RECORDS SUPPLIED Block Start

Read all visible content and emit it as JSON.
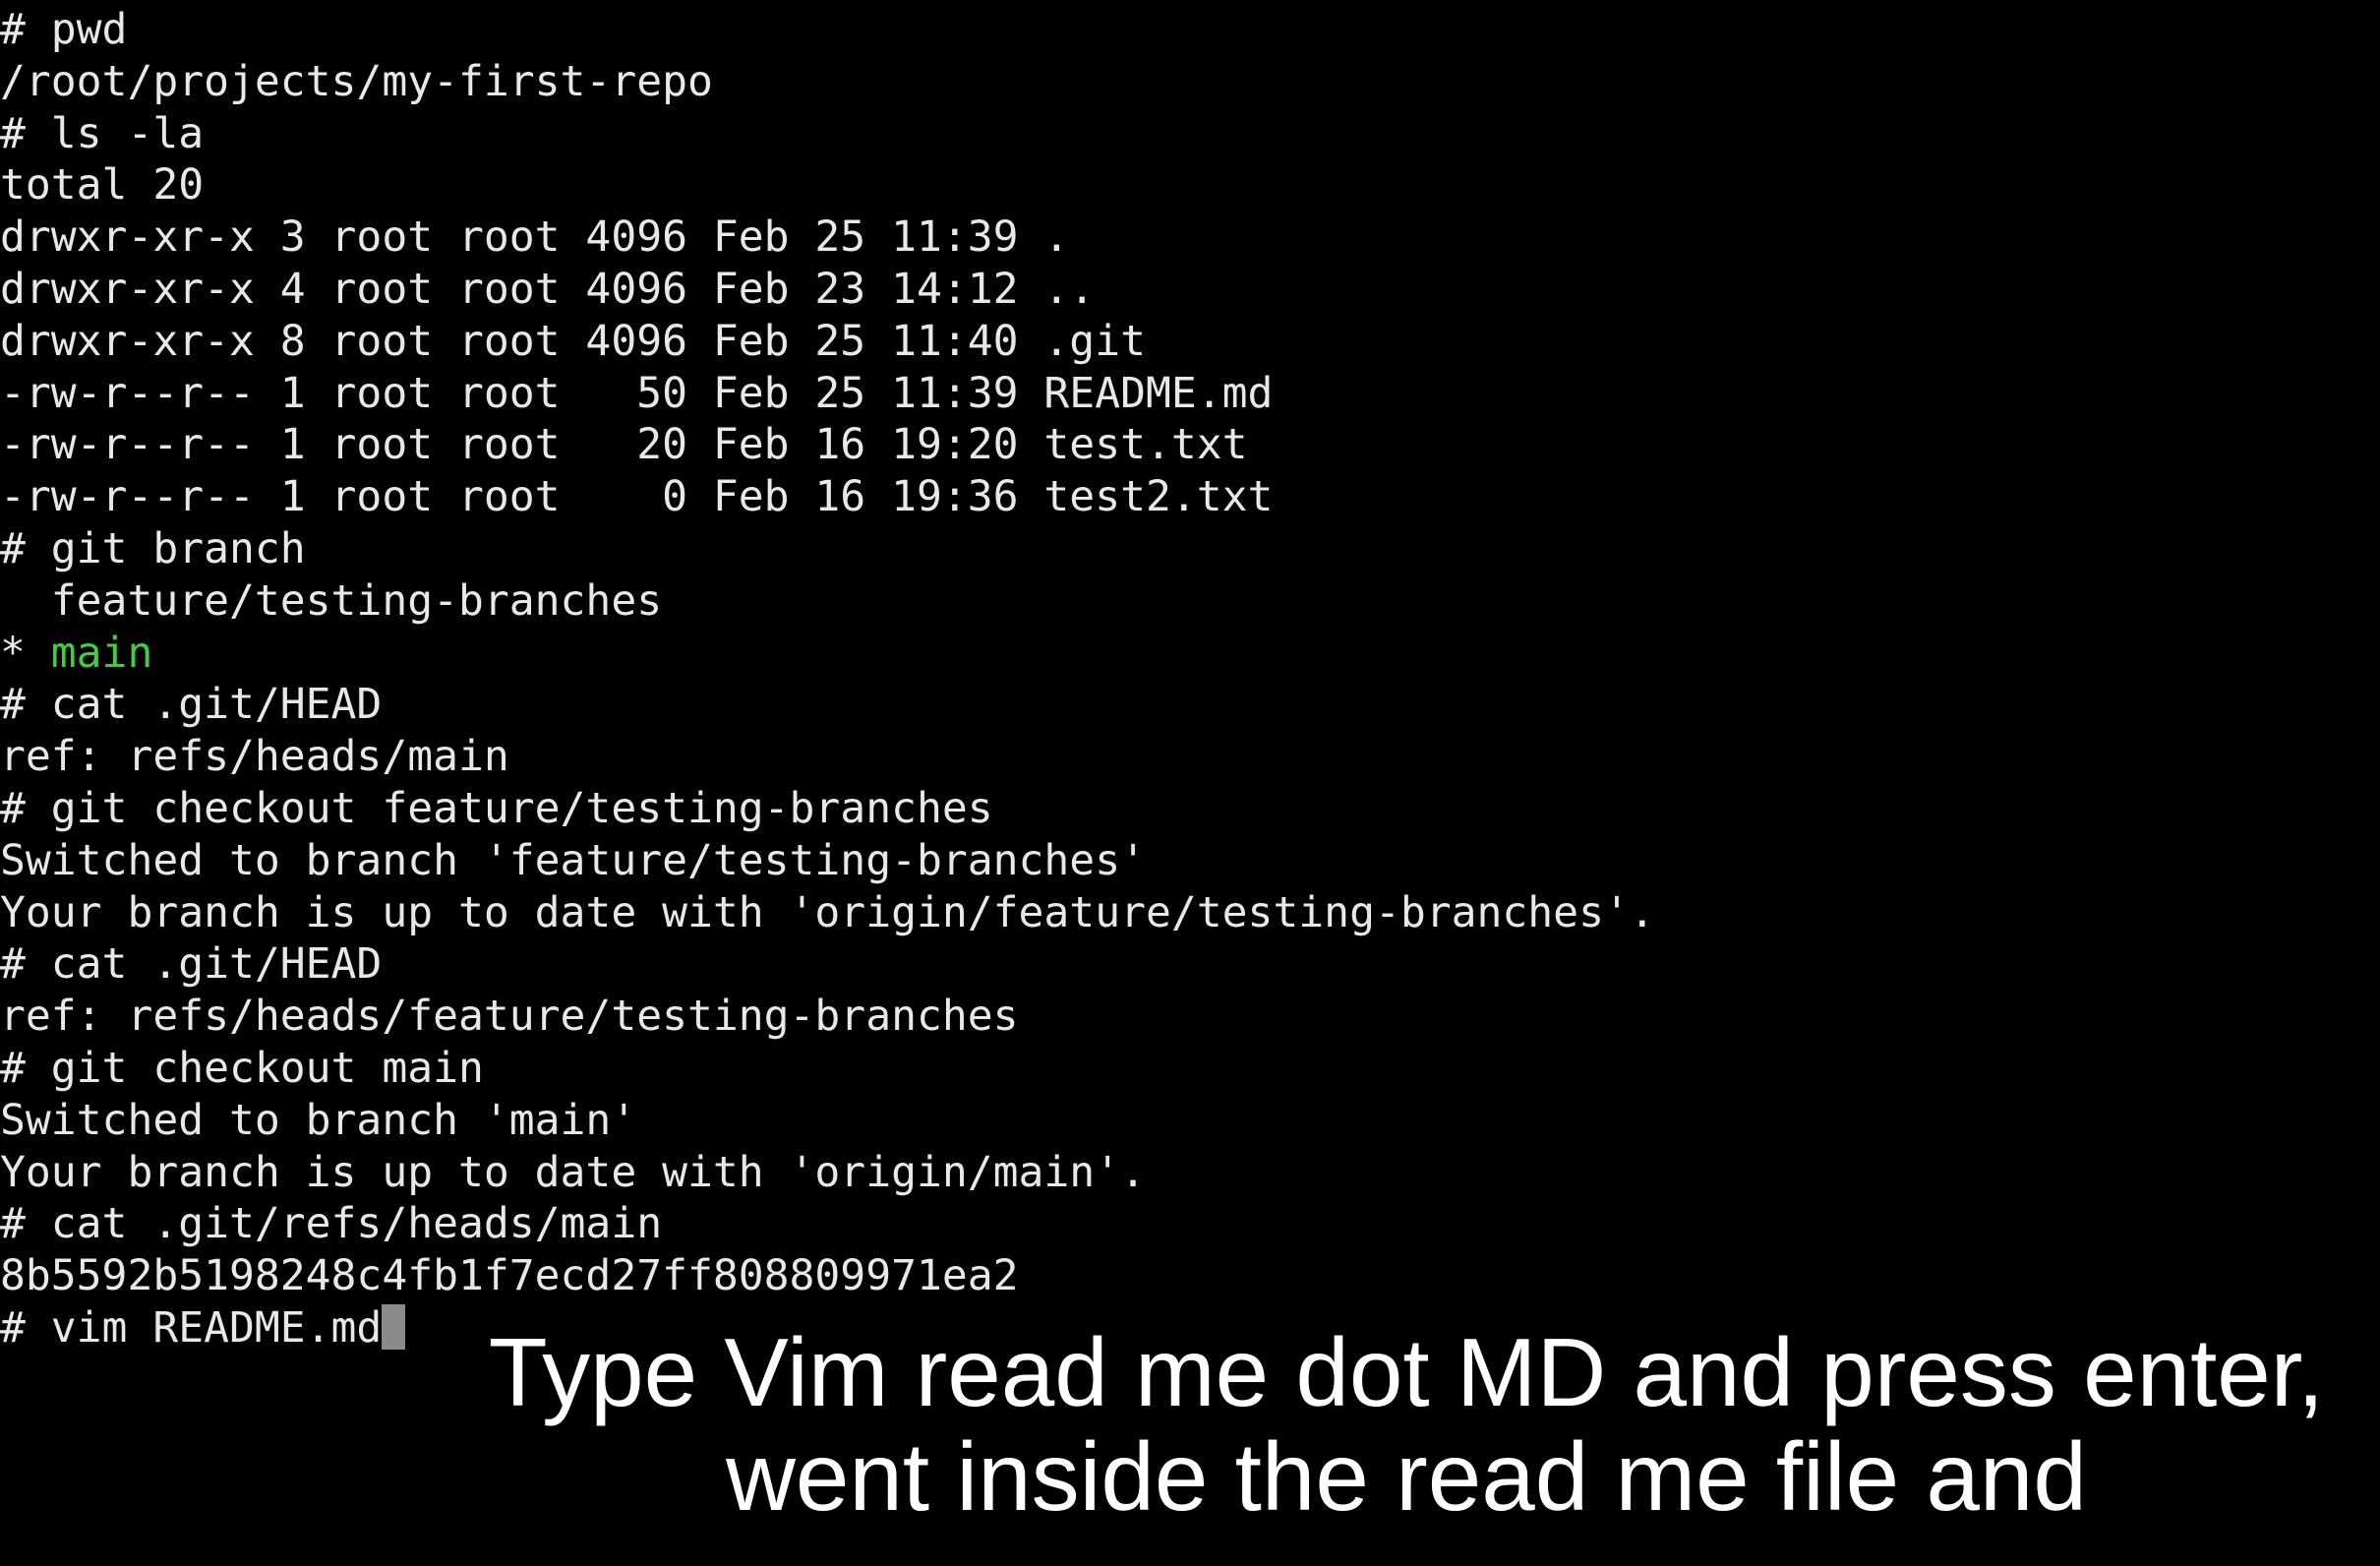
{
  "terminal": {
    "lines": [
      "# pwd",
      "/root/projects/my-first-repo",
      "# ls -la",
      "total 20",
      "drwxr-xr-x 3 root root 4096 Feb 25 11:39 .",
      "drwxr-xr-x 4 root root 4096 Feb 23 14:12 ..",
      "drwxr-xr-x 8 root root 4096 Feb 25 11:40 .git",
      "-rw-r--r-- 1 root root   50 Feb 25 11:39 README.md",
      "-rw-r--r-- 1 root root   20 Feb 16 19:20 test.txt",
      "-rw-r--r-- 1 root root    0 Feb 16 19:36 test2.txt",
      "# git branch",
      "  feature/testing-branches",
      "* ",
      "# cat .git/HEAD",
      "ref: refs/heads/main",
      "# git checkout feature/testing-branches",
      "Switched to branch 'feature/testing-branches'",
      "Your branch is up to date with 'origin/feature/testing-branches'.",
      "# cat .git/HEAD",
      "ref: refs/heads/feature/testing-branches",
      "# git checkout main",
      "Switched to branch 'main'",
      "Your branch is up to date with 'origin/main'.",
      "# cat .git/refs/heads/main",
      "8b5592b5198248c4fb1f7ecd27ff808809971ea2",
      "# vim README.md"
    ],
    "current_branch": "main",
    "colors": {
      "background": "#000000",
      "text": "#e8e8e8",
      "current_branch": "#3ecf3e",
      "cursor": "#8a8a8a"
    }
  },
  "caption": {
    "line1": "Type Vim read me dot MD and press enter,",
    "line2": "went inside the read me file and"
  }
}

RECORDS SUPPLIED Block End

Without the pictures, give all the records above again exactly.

● RESULT FOR THIS EXERCISE
Read all visible content and emit it as JSON.
{
  "terminal": {
    "lines": [
      "# pwd",
      "/root/projects/my-first-repo",
      "# ls -la",
      "total 20",
      "drwxr-xr-x 3 root root 4096 Feb 25 11:39 .",
      "drwxr-xr-x 4 root root 4096 Feb 23 14:12 ..",
      "drwxr-xr-x 8 root root 4096 Feb 25 11:40 .git",
      "-rw-r--r-- 1 root root   50 Feb 25 11:39 README.md",
      "-rw-r--r-- 1 root root   20 Feb 16 19:20 test.txt",
      "-rw-r--r-- 1 root root    0 Feb 16 19:36 test2.txt",
      "# git branch",
      "  feature/testing-branches",
      "* ",
      "# cat .git/HEAD",
      "ref: refs/heads/main",
      "# git checkout feature/testing-branches",
      "Switched to branch 'feature/testing-branches'",
      "Your branch is up to date with 'origin/feature/testing-branches'.",
      "# cat .git/HEAD",
      "ref: refs/heads/feature/testing-branches",
      "# git checkout main",
      "Switched to branch 'main'",
      "Your branch is up to date with 'origin/main'.",
      "# cat .git/refs/heads/main",
      "8b5592b5198248c4fb1f7ecd27ff808809971ea2",
      "# vim README.md"
    ],
    "current_branch": "main",
    "colors": {
      "background": "#000000",
      "text": "#e8e8e8",
      "current_branch": "#3ecf3e",
      "cursor": "#8a8a8a"
    }
  },
  "caption": {
    "line1": "Type Vim read me dot MD and press enter,",
    "line2": "went inside the read me file and"
  }
}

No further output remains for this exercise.